I’ll be the first to admit, I use WhatsApp a lot. It’s my main communication app with friends and family.
I use it to share what’s going on with all my family in Australia. I use it to video call my dad so he can see and chat with us halfway across the world.
I use it with friends here to organise catch-ups. I even use it with my wife when we’re in the same house (but different rooms) so that we don’t have to shout and wake up a sleeping baby.
When WhatsApp was down yesterday, all of that communication came to a grinding halt.
For a moment it was actually pretty good. The notifications, messages… distractions, all gone. But then I thought, if this is a longer term outage, what next?
The good thing is I use another messaging platform that wasn’t offline yesterday, in fact, to my knowledge it’s never been “down”.
It’s called Signal.
I use it to connect with other friends and family who aren’t big fans of WhatsApp. In other words, they hate Facebook and thereby hate WhatsApp. Facebook owns WhatsApp, just in case you weren’t sure.
If WhatsApp were to go down permanently, it’d be ok. Not for Facebook, but for all the rest of us.
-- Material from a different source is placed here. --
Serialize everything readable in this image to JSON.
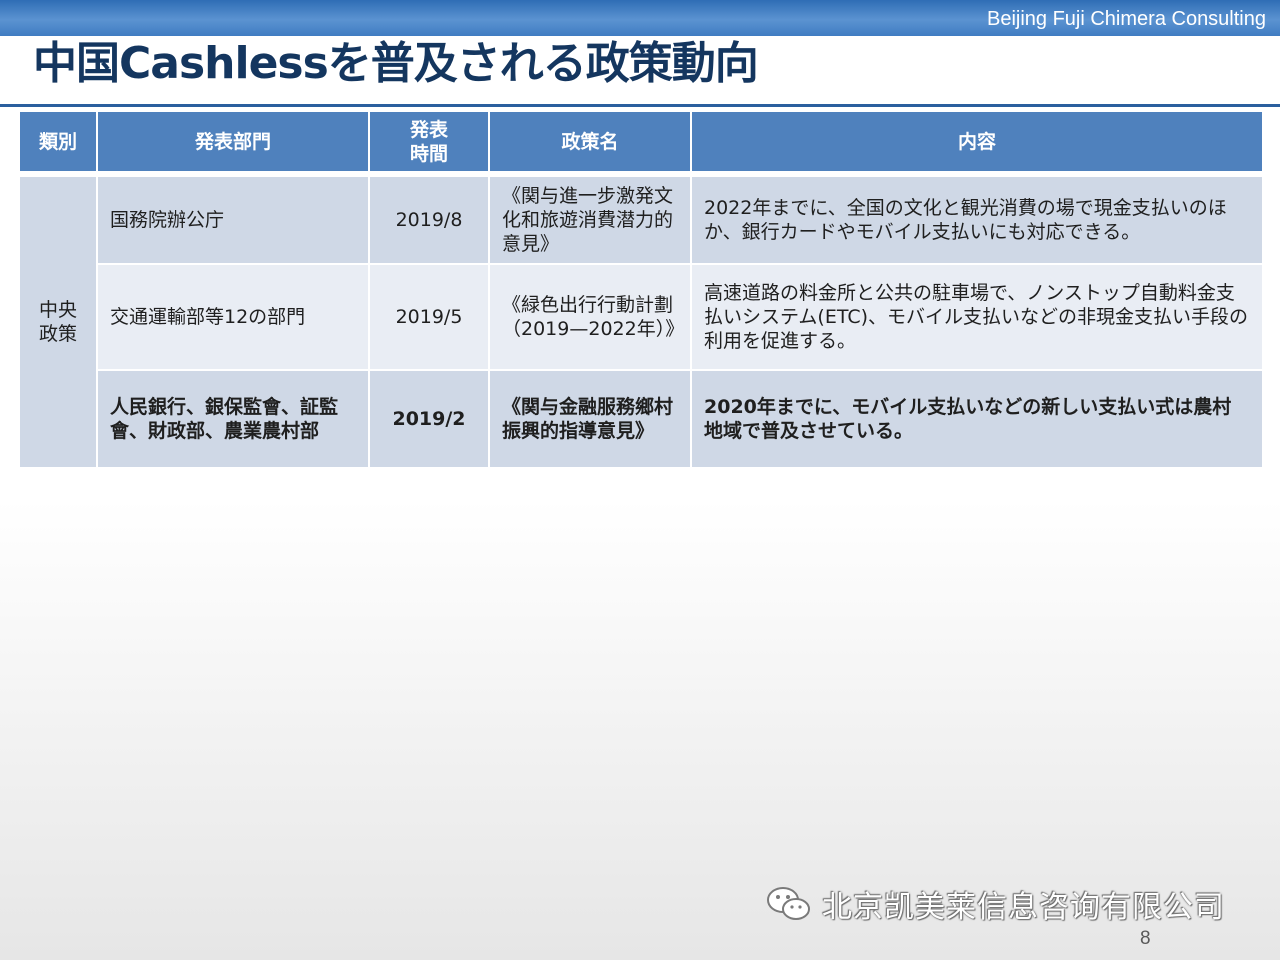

Other applications would lick up the slack, like Signal.
The great thing about Signal is that its primary focus is on privacy. Thanks to it being a not-for-profit organisation and open source it doesn’t rely on your data to exist (like pretty much all of Facebook’s services).
Those who should know a thing or two about privacy, like Edward Snowden (the whistle-blower who revealed the NSA’s pervasive surveillance tactics), says, “I use Signal every day.”
And even Jack Dorsey says, “I trust Signal because it’s well built, but more importantly, because of how it’s built: open source, peer reviewed, and funded entirely by grants and donations. A refreshing model for how critical services should be built.”
I like Signal. It does everything WhatsApp does, but with better privacy and data protection.
I’m trying to get all my family and friends to use it. And if you’re interested, I reckon you should check it out too. You can find its website and information on it here.
Open source, free, never down
The idea that Signal is open source is powerful. That something which is free, can be so significant, relevant and successful shows that not everything needs to be built and bastardised by “big tech”.
Big tech can be for the people, by the people, with decisions and development from the community itself. The combined intelligence of a widespread, innovative, people-first community can actually become a powerful entity, disrupting traditional networks and structures.
Signal is evidence of how this can exist.
Another is bitcoin.
When you break it down, bitcoin is a free, open-source application. That application just happens to be a global monetary network.
There is no central controller of bitcoin. All decisions on its development are by the community in the interests of the community. Anyone can participate, anyone can have their say.
And importantly, when you decentralise and distribute the responsibility for running that network to the community, you also tend to find that it becomes exponentially more secure and robust.
Bitcoin’s network has never been “down”. There is no “offline” status for bitcoin. That’s because of its essential nature as an open-source, decentralised and distributed network.
Furthermore, bitcoin is not alone in these respects.
Our very world is changing due to these three principles:
- Widely distributed amongst a community.
Imagine Facebook, without the organisation, but on an open-source, distributed, decentralised network. That means a network which doesn’t need to hoard and sell your data to make revenues, because it doesn’t need revenues to exist.
That means a network where the primary focus is on connecting people, in the online world, with control over your privacy at your fingertips, not some unknown developers in Silicon Valley.
The very fabric of how we connect, interact, transact is being altered by decentralised, distributed, open-source networks. And I believe that it’s going to unlock the most significant wealth opportunity we’ve seen since the internet… perhaps even more than the internet.
Until next time…
Editor, Exponential Investor